● The problem: The answer must be one number: how many lines in the records below contain the string "points".

=== Section Start ===

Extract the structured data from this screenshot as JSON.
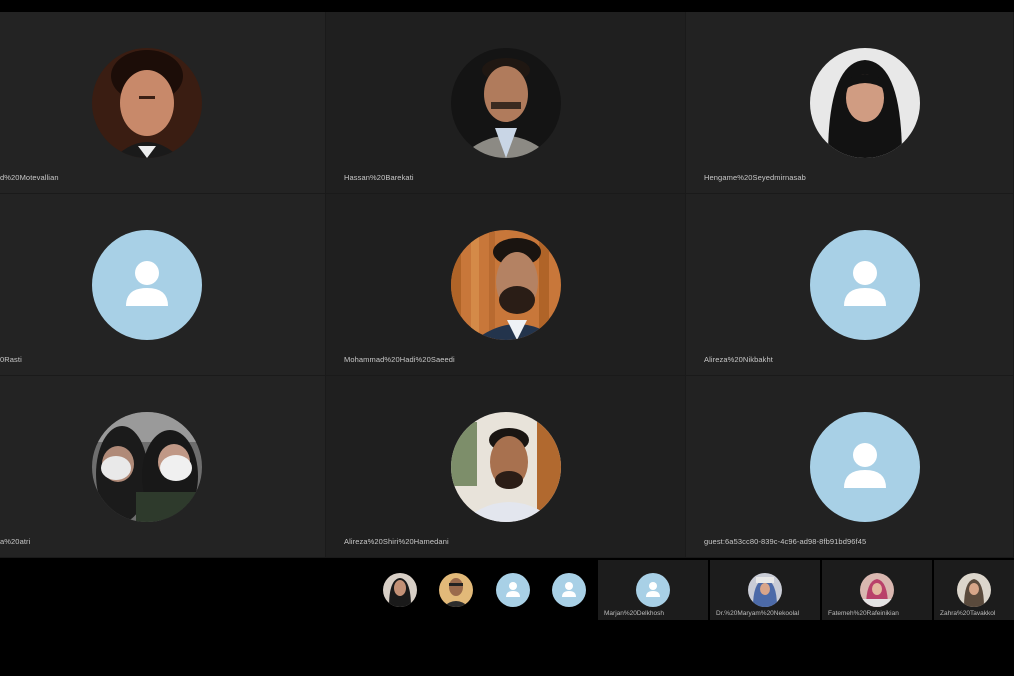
{
  "participants": [
    {
      "name": "d%20Motevallian",
      "avatar": "photo",
      "icon": "person-photo-icon"
    },
    {
      "name": "Hassan%20Barekati",
      "avatar": "photo",
      "icon": "person-photo-icon"
    },
    {
      "name": "Hengame%20Seyedmirnasab",
      "avatar": "photo",
      "icon": "person-photo-icon"
    },
    {
      "name": "0Rasti",
      "avatar": "generic",
      "icon": "default-user-icon"
    },
    {
      "name": "Mohammad%20Hadi%20Saeedi",
      "avatar": "photo",
      "icon": "person-photo-icon"
    },
    {
      "name": "Alireza%20Nikbakht",
      "avatar": "generic",
      "icon": "default-user-icon"
    },
    {
      "name": "a%20atri",
      "avatar": "photo",
      "icon": "person-photo-icon"
    },
    {
      "name": "Alireza%20Shiri%20Hamedani",
      "avatar": "photo",
      "icon": "person-photo-icon"
    },
    {
      "name": "guest:6a53cc80-839c-4c96-ad98-8fb91bd96f45",
      "avatar": "generic",
      "icon": "default-user-icon"
    }
  ],
  "strip": {
    "thumbs": [
      {
        "avatar": "photo",
        "icon": "person-photo-icon"
      },
      {
        "avatar": "photo",
        "icon": "person-photo-icon"
      },
      {
        "avatar": "generic",
        "icon": "default-user-icon"
      },
      {
        "avatar": "generic",
        "icon": "default-user-icon"
      }
    ],
    "named": [
      {
        "name": "Marjan%20Delkhosh",
        "avatar": "generic"
      },
      {
        "name": "Dr.%20Maryam%20Nekoolal",
        "avatar": "photo"
      },
      {
        "name": "Fatemeh%20Rafeinikian",
        "avatar": "photo"
      },
      {
        "name": "Zahra%20Tavakkol",
        "avatar": "photo"
      }
    ]
  },
  "colors": {
    "background": "#000000",
    "tile": "#232323",
    "generic_avatar": "#a8d0e6",
    "name_text": "#c8c8c8"
  }
}
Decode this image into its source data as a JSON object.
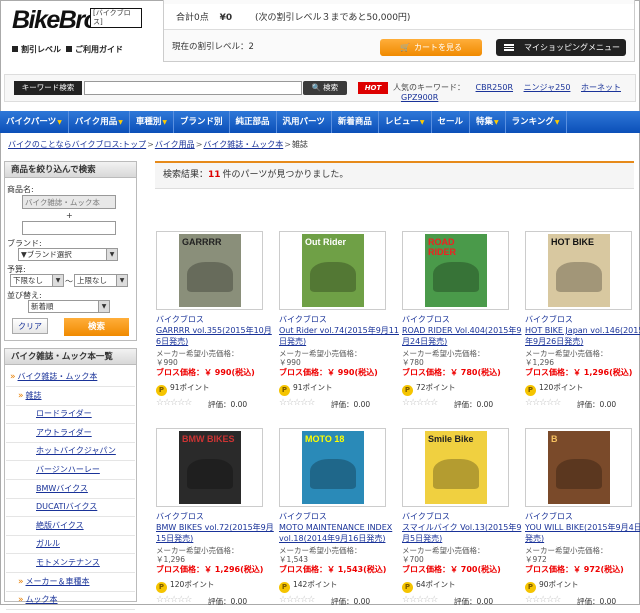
{
  "header": {
    "logo_text": "BikeBros.",
    "logo_tag": "[バイクブロス]",
    "link_discount": "割引レベル",
    "link_guide": "ご利用ガイド",
    "cart_total_label": "合計0点",
    "cart_total_price": "¥0",
    "cart_next_level": "(次の割引レベル３まであと50,000円)",
    "current_level": "現在の割引レベル：2",
    "cart_button": "カートを見る",
    "menu_button": "マイショッピングメニュー"
  },
  "search": {
    "label": "キーワード検索",
    "button": "検索",
    "hot_badge": "HOT",
    "popular_label": "人気のキーワード：",
    "popular": [
      "CBR250R",
      "ニンジャ250",
      "ホーネット",
      "GPZ900R"
    ]
  },
  "nav": [
    {
      "label": "バイクパーツ",
      "arrow": true
    },
    {
      "label": "バイク用品",
      "arrow": true
    },
    {
      "label": "車種別",
      "arrow": true
    },
    {
      "label": "ブランド別",
      "arrow": false
    },
    {
      "label": "純正部品",
      "arrow": false
    },
    {
      "label": "汎用パーツ",
      "arrow": false
    },
    {
      "label": "新着商品",
      "arrow": false
    },
    {
      "label": "レビュー",
      "arrow": true
    },
    {
      "label": "セール",
      "arrow": false
    },
    {
      "label": "特集",
      "arrow": true
    },
    {
      "label": "ランキング",
      "arrow": true
    }
  ],
  "breadcrumb": [
    "バイクのことならバイクブロス:トップ",
    "バイク用品",
    "バイク雑誌・ムック本",
    "雑誌"
  ],
  "filter": {
    "title": "商品を絞り込んで検索",
    "name_label": "商品名:",
    "name_value": "バイク雑誌・ムック本",
    "plus": "+",
    "brand_label": "ブランド:",
    "brand_value": "▼ブランド選択",
    "budget_label": "予算:",
    "min_value": "下限なし",
    "tilde": "〜",
    "max_value": "上限なし",
    "sort_label": "並び替え:",
    "sort_value": "新着順",
    "clear": "クリア",
    "search": "検索"
  },
  "category": {
    "title": "バイク雑誌・ムック本一覧",
    "items": [
      {
        "label": "バイク雑誌・ムック本",
        "indent": 0
      },
      {
        "label": "雑誌",
        "indent": 1
      },
      {
        "label": "ロードライダー",
        "indent": 2
      },
      {
        "label": "アウトライダー",
        "indent": 2
      },
      {
        "label": "ホットバイクジャパン",
        "indent": 2
      },
      {
        "label": "バージンハーレー",
        "indent": 2
      },
      {
        "label": "BMWバイクス",
        "indent": 2
      },
      {
        "label": "DUCATIバイクス",
        "indent": 2
      },
      {
        "label": "絶版バイクス",
        "indent": 2
      },
      {
        "label": "ガルル",
        "indent": 2
      },
      {
        "label": "モトメンテナンス",
        "indent": 2
      },
      {
        "label": "メーカー＆車種本",
        "indent": 1
      },
      {
        "label": "ムック本",
        "indent": 1
      }
    ]
  },
  "result": {
    "prefix": "検索結果：",
    "count": "11",
    "suffix": "件のパーツが見つかりました。"
  },
  "products": [
    {
      "category": "バイクブロス",
      "title": "GARRRR vol.355(2015年10月6日発売)",
      "maker_label": "メーカー希望小売価格：",
      "maker_price": "￥990",
      "price": "ブロス価格：￥ 990(税込)",
      "points": "91ポイント",
      "rating": "評価：0.00",
      "cover_bg": "#8a8f7a",
      "cover_fg": "#222",
      "cover_text": "GARRRR"
    },
    {
      "category": "バイクブロス",
      "title": "Out Rider vol.74(2015年9月11日発売)",
      "maker_label": "メーカー希望小売価格：",
      "maker_price": "￥990",
      "price": "ブロス価格：￥ 990(税込)",
      "points": "91ポイント",
      "rating": "評価：0.00",
      "cover_bg": "#6fa046",
      "cover_fg": "#fff",
      "cover_text": "Out Rider"
    },
    {
      "category": "バイクブロス",
      "title": "ROAD RIDER Vol.404(2015年9月24日発売)",
      "maker_label": "メーカー希望小売価格：",
      "maker_price": "￥780",
      "price": "ブロス価格：￥ 780(税込)",
      "points": "72ポイント",
      "rating": "評価：0.00",
      "cover_bg": "#4a9a4a",
      "cover_fg": "#e22",
      "cover_text": "ROAD RIDER"
    },
    {
      "category": "バイクブロス",
      "title": "HOT BIKE Japan vol.146(2015年9月26日発売)",
      "maker_label": "メーカー希望小売価格：",
      "maker_price": "￥1,296",
      "price": "ブロス価格：￥ 1,296(税込)",
      "points": "120ポイント",
      "rating": "評価：0.00",
      "cover_bg": "#d8c8a0",
      "cover_fg": "#111",
      "cover_text": "HOT BIKE"
    },
    {
      "category": "バイクブロス",
      "title": "BMW BIKES vol.72(2015年9月15日発売)",
      "maker_label": "メーカー希望小売価格：",
      "maker_price": "￥1,296",
      "price": "ブロス価格：￥ 1,296(税込)",
      "points": "120ポイント",
      "rating": "評価：0.00",
      "cover_bg": "#2a2a2a",
      "cover_fg": "#c33",
      "cover_text": "BMW BIKES"
    },
    {
      "category": "バイクブロス",
      "title": "MOTO MAINTENANCE INDEX vol.18(2014年9月16日発売)",
      "maker_label": "メーカー希望小売価格：",
      "maker_price": "￥1,543",
      "price": "ブロス価格：￥ 1,543(税込)",
      "points": "142ポイント",
      "rating": "評価：0.00",
      "cover_bg": "#2a8ab8",
      "cover_fg": "#ff0",
      "cover_text": "MOTO 18"
    },
    {
      "category": "バイクブロス",
      "title": "スマイルバイク Vol.13(2015年9月5日発売)",
      "maker_label": "メーカー希望小売価格：",
      "maker_price": "￥700",
      "price": "ブロス価格：￥ 700(税込)",
      "points": "64ポイント",
      "rating": "評価：0.00",
      "cover_bg": "#f0d040",
      "cover_fg": "#222",
      "cover_text": "Smile Bike"
    },
    {
      "category": "バイクブロス",
      "title": "YOU WILL BIKE(2015年9月4日発売)",
      "maker_label": "メーカー希望小売価格：",
      "maker_price": "￥972",
      "price": "ブロス価格：￥ 972(税込)",
      "points": "90ポイント",
      "rating": "評価：0.00",
      "cover_bg": "#7a4a2a",
      "cover_fg": "#f5c060",
      "cover_text": "B"
    }
  ],
  "stars": "☆☆☆☆☆",
  "coin_char": "P",
  "colors": {
    "nav": "#1560c8",
    "accent": "#f08a00",
    "price": "#e00000",
    "hot": "#dd0000"
  }
}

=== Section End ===

● Output of the exercise: 8